* **EXERCISE DESCRIPTION**: Reproduce all entries precisely, down to the last character.

* **INPUT FOR THIS TASK**:
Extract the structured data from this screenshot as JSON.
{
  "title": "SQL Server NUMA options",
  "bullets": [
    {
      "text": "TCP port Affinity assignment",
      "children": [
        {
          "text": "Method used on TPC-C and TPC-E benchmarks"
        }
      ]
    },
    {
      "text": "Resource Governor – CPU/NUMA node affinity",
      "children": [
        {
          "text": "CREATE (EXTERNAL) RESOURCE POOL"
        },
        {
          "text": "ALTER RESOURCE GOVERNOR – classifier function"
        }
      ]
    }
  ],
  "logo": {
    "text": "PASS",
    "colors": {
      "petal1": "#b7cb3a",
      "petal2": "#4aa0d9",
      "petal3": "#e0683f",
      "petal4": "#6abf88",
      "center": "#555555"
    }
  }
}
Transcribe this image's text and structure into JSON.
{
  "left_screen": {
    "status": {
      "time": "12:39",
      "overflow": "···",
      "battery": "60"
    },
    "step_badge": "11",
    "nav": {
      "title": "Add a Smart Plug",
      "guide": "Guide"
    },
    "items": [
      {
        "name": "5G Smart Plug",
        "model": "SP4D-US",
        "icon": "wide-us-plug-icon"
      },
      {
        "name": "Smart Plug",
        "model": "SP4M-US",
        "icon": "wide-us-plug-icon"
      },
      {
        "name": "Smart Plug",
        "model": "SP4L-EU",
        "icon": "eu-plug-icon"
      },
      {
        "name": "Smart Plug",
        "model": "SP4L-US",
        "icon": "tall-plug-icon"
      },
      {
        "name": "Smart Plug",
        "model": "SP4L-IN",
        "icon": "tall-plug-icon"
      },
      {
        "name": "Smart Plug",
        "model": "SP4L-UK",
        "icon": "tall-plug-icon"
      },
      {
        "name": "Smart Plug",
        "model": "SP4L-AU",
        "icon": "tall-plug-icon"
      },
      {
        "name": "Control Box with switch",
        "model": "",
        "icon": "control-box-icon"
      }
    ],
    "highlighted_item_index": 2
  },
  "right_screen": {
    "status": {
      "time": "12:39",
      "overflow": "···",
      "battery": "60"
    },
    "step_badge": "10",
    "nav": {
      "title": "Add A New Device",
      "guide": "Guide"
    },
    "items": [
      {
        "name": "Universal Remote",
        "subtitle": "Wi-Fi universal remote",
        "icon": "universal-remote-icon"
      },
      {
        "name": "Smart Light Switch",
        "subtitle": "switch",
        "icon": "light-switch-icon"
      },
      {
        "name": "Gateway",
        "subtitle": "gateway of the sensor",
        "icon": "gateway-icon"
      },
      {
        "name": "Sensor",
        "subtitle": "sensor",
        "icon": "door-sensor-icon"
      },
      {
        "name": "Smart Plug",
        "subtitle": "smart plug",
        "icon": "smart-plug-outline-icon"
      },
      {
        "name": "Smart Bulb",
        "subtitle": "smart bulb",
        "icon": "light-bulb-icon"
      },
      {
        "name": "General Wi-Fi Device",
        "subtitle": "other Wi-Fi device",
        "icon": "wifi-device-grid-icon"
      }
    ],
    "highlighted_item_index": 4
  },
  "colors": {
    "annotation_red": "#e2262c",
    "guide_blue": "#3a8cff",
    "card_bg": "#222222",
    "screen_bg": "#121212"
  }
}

* **TASK RESULT**:
Extract the structured data from this screenshot as JSON.
{
  "title": "SQL Server NUMA options",
  "bullets": [
    {
      "text": "TCP port Affinity assignment",
      "children": [
        {
          "text": "Method used on TPC-C and TPC-E benchmarks"
        }
      ]
    },
    {
      "text": "Resource Governor – CPU/NUMA node affinity",
      "children": [
        {
          "text": "CREATE (EXTERNAL) RESOURCE POOL"
        },
        {
          "text": "ALTER RESOURCE GOVERNOR – classifier function"
        }
      ]
    }
  ],
  "logo": {
    "text": "PASS",
    "colors": {
      "petal1": "#b7cb3a",
      "petal2": "#4aa0d9",
      "petal3": "#e0683f",
      "petal4": "#6abf88",
      "center": "#555555"
    }
  }
}
Transcribe this image's text and structure into JSON.
{
  "left_screen": {
    "status": {
      "time": "12:39",
      "overflow": "···",
      "battery": "60"
    },
    "step_badge": "11",
    "nav": {
      "title": "Add a Smart Plug",
      "guide": "Guide"
    },
    "items": [
      {
        "name": "5G Smart Plug",
        "model": "SP4D-US",
        "icon": "wide-us-plug-icon"
      },
      {
        "name": "Smart Plug",
        "model": "SP4M-US",
        "icon": "wide-us-plug-icon"
      },
      {
        "name": "Smart Plug",
        "model": "SP4L-EU",
        "icon": "eu-plug-icon"
      },
      {
        "name": "Smart Plug",
        "model": "SP4L-US",
        "icon": "tall-plug-icon"
      },
      {
        "name": "Smart Plug",
        "model": "SP4L-IN",
        "icon": "tall-plug-icon"
      },
      {
        "name": "Smart Plug",
        "model": "SP4L-UK",
        "icon": "tall-plug-icon"
      },
      {
        "name": "Smart Plug",
        "model": "SP4L-AU",
        "icon": "tall-plug-icon"
      },
      {
        "name": "Control Box with switch",
        "model": "",
        "icon": "control-box-icon"
      }
    ],
    "highlighted_item_index": 2
  },
  "right_screen": {
    "status": {
      "time": "12:39",
      "overflow": "···",
      "battery": "60"
    },
    "step_badge": "10",
    "nav": {
      "title": "Add A New Device",
      "guide": "Guide"
    },
    "items": [
      {
        "name": "Universal Remote",
        "subtitle": "Wi-Fi universal remote",
        "icon": "universal-remote-icon"
      },
      {
        "name": "Smart Light Switch",
        "subtitle": "switch",
        "icon": "light-switch-icon"
      },
      {
        "name": "Gateway",
        "subtitle": "gateway of the sensor",
        "icon": "gateway-icon"
      },
      {
        "name": "Sensor",
        "subtitle": "sensor",
        "icon": "door-sensor-icon"
      },
      {
        "name": "Smart Plug",
        "subtitle": "smart plug",
        "icon": "smart-plug-outline-icon"
      },
      {
        "name": "Smart Bulb",
        "subtitle": "smart bulb",
        "icon": "light-bulb-icon"
      },
      {
        "name": "General Wi-Fi Device",
        "subtitle": "other Wi-Fi device",
        "icon": "wifi-device-grid-icon"
      }
    ],
    "highlighted_item_index": 4
  },
  "colors": {
    "annotation_red": "#e2262c",
    "guide_blue": "#3a8cff",
    "card_bg": "#222222",
    "screen_bg": "#121212"
  }
}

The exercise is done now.